** WHAT THE EXERCISE ASKS **
Copy every line of the records below where the word "JSON" occurs.

** EXTRACTED ENTRIES **

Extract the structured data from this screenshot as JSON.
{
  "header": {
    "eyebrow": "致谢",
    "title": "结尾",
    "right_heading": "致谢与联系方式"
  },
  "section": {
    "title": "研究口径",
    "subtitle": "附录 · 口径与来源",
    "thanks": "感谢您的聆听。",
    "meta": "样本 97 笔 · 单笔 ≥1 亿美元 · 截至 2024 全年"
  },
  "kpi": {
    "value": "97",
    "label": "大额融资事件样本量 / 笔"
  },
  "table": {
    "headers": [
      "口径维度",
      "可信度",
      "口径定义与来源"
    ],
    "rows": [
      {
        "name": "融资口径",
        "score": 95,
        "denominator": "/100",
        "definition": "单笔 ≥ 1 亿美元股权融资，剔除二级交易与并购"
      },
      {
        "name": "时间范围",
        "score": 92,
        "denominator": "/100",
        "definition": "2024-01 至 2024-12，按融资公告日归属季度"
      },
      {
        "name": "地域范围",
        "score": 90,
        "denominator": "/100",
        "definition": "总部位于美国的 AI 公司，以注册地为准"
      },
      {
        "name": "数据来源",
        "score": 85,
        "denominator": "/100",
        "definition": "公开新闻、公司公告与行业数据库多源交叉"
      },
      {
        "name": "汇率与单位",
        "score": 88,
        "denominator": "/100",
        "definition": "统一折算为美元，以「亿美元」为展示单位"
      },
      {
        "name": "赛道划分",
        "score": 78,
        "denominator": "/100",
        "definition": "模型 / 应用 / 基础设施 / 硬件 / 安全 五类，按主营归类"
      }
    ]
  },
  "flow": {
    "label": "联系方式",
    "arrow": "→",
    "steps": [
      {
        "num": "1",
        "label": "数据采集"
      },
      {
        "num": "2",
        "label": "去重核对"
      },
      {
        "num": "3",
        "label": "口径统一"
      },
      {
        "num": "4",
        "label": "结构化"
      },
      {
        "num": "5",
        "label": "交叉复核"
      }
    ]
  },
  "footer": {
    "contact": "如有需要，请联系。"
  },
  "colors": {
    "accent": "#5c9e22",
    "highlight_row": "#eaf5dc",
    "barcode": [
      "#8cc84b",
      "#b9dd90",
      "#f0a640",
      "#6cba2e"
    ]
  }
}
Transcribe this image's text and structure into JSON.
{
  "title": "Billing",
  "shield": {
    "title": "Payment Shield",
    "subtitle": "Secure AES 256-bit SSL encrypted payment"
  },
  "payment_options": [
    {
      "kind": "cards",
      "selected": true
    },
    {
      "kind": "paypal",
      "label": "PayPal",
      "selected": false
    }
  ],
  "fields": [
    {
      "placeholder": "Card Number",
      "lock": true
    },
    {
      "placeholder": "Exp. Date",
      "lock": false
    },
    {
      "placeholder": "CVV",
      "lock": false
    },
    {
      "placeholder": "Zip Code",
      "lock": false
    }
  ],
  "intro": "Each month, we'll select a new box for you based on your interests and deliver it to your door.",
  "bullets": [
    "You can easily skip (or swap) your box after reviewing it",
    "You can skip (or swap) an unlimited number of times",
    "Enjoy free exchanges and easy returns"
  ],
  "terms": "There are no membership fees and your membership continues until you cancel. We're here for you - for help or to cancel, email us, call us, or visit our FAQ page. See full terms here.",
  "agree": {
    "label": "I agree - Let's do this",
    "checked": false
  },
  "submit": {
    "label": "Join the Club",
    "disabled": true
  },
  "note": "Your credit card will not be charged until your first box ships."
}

** EXERCISE SOLUTION **
Extract the structured data from this screenshot as JSON.
Transcribe this image's text and structure into JSON.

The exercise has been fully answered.